An amazing team came together with all the right parts: a kickass developer, an innovative designer, 3 tech strong business developers and 1 mechanical engineer with experience using 3D printers. We spent the weekend learning about the market, validating our assumptions and building a minimum viable product. As we learned about the space and spoke with people in the industry, we shifted our business model and approach a couple times. We ended up coming up with what I, and the rest of the team, see as a truly revolutionary idea. It has gotten me super excited. Here’s the basic pitch.

One of the largest problems corporations face today are high balances of inventory. This inventory ties up cash, costs money to maintain and may one day become obsolete.
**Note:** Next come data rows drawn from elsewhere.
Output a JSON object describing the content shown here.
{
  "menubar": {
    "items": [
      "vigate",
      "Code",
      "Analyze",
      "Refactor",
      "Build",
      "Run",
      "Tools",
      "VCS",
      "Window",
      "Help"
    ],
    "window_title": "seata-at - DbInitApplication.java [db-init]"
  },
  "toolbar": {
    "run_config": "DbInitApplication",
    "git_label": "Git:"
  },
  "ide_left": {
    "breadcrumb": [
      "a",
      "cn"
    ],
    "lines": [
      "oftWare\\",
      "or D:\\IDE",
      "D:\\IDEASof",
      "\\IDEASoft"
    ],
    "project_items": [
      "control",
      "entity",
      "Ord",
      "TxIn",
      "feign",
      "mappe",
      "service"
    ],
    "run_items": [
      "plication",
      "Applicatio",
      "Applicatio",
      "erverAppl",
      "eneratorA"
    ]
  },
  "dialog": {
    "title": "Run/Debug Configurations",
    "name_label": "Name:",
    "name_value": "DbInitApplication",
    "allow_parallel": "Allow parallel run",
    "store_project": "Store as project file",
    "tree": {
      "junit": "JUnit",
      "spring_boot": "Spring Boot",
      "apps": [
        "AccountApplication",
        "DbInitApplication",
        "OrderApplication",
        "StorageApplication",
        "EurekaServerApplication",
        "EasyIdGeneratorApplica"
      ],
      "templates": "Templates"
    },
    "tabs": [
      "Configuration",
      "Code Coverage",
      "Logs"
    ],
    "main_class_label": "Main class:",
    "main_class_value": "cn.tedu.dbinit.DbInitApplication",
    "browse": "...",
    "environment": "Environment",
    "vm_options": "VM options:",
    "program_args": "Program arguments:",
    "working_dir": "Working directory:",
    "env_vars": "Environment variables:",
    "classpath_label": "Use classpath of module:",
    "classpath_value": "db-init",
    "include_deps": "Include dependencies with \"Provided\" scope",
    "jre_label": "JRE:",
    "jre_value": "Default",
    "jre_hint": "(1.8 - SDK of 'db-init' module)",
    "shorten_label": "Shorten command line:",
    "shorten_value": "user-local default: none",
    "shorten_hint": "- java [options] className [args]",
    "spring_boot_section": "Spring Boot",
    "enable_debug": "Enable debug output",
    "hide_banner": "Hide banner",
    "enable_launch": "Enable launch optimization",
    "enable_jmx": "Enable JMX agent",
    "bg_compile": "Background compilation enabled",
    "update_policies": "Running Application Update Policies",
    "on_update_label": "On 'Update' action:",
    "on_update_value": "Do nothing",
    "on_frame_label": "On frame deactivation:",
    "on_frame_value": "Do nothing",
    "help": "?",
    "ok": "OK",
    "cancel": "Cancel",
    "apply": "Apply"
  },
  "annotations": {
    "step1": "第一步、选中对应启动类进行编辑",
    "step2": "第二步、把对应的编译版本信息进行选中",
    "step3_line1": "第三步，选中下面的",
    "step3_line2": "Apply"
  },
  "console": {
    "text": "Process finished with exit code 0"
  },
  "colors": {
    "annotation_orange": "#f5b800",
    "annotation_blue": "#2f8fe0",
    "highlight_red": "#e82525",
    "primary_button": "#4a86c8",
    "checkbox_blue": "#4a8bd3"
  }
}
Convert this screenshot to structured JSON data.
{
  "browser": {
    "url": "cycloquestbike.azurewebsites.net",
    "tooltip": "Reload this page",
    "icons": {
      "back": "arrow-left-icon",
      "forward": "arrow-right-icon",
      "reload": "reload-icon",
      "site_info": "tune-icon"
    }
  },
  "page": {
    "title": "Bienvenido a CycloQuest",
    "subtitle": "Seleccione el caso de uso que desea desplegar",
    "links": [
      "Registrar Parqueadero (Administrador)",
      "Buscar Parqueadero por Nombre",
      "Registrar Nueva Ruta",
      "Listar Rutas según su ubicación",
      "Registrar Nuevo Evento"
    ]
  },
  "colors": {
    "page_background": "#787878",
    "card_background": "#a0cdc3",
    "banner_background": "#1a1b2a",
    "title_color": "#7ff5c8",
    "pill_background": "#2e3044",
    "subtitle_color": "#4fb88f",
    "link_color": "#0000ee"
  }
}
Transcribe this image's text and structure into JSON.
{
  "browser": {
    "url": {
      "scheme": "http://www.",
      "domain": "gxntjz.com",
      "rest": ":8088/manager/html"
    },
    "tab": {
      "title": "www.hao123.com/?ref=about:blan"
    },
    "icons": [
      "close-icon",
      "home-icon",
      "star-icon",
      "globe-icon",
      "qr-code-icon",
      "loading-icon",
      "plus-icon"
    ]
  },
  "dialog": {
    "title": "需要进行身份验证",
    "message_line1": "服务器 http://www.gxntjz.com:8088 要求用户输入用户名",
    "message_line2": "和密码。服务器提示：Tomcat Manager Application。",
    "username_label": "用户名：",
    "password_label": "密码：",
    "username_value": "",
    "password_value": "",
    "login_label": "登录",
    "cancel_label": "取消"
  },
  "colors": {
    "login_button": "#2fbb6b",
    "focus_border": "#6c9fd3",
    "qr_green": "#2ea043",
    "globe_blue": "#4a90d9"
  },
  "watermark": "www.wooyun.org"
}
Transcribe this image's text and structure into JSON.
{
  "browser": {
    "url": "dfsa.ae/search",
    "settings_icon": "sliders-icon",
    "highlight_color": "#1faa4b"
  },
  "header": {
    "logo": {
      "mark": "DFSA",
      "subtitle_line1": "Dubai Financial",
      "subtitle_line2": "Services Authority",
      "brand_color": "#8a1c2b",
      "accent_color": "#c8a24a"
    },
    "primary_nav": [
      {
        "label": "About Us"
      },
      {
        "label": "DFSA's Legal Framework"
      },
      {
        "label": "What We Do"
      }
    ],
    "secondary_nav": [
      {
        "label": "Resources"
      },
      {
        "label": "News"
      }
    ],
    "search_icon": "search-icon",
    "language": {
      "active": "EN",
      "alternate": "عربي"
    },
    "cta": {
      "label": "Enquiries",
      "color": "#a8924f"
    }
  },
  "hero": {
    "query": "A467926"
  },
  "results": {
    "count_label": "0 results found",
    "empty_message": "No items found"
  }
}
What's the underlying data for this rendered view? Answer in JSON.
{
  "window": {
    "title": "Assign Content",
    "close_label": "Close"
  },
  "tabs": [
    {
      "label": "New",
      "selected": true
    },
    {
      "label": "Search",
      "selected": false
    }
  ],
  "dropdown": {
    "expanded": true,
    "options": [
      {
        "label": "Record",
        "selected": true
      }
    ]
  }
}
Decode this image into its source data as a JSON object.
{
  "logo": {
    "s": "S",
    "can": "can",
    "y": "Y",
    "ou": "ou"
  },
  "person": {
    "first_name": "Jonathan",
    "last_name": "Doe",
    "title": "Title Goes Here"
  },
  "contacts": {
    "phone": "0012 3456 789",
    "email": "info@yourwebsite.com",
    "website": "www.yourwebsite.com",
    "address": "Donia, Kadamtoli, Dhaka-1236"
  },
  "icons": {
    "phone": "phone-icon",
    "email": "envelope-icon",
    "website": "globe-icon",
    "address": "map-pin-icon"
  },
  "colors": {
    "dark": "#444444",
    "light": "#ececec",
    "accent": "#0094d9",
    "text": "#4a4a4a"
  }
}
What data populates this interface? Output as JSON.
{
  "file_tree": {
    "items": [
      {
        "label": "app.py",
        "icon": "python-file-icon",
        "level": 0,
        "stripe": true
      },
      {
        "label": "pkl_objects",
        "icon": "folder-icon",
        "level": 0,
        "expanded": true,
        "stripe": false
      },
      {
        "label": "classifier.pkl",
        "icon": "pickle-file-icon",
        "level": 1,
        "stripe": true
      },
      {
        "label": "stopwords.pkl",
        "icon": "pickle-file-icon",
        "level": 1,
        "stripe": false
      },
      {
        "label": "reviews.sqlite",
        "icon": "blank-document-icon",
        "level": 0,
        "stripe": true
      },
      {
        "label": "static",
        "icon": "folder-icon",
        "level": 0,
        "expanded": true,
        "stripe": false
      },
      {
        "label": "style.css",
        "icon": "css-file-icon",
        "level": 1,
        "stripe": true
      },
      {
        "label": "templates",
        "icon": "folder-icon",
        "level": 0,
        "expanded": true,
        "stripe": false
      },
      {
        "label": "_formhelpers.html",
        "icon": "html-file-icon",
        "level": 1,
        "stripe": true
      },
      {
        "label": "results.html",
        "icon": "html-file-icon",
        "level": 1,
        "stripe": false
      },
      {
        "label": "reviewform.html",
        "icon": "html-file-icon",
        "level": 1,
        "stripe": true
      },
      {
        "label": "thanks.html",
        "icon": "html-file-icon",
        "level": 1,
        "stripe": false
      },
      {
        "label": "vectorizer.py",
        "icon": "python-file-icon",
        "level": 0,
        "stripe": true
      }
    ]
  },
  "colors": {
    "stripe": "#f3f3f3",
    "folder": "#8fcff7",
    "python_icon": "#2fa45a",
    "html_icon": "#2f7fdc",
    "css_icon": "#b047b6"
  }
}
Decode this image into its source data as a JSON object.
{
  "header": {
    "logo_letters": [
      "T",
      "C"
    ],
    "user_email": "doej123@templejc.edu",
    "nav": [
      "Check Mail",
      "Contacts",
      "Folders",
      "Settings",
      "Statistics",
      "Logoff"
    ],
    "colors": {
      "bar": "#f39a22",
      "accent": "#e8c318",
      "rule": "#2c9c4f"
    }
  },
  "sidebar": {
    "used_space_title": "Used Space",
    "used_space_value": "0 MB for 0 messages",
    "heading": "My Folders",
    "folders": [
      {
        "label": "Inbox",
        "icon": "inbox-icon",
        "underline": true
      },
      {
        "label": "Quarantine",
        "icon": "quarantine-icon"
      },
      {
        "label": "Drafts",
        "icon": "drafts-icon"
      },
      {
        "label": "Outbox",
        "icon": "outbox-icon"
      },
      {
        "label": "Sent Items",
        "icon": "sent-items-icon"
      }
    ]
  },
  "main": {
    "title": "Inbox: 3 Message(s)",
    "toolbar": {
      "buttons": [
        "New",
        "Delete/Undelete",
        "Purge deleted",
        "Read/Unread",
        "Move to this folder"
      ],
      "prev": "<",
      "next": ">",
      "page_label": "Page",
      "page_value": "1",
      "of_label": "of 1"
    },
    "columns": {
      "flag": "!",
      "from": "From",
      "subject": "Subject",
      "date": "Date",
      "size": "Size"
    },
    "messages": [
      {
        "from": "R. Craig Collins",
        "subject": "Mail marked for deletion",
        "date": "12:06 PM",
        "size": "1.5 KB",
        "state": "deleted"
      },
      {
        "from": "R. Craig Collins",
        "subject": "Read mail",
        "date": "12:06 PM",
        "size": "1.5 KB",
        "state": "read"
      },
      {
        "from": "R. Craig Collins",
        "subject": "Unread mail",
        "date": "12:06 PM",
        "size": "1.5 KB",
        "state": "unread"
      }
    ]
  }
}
Companies keep inventory because it’s currently cheaper to manufacturer products in bulk and then ship it from a central location when it’s needed. 3D printing technology is going to change that, making it cheaper and easier to manufacture products exactly where, and when, they are needed. 3D printers do not require significant labor, so manufacturing facilities closest to the customer in developed countries will be competitive with overseas factories. In some cases, this is already true for high-margin, low volume products such as medical devices and aerospace parts.

Parts Press is an API that integrates with existing ordering systems and allows companies to print parts on-demand instead of drawing product from inventory. The API will route the order to one of our 3rd party printing partners based on their price, capabilities and how close they are to the end customer. The printing partner will print, pack and ship the product on behalf of the company within a given timeframe. The potential of this technology to revolutionize the supply chain cannot be understated. Reducing inventory balances in-and-of itself will free up trillions of dollars of cash for active investment, reduce lead times for manufacturing, decrease shipping costs and eliminate the vast majority of material waste.

If you know of, or are, a 3D printing company or a manufacturer that currently keeps inventory of spare parts, we’d love to talk to you. Send an email to joel at partspress dot com.

Oh, and check out this video we recorded with Paul at 23rd Studios:

Introducing Parts Press, Our Startup Weekend Winning Project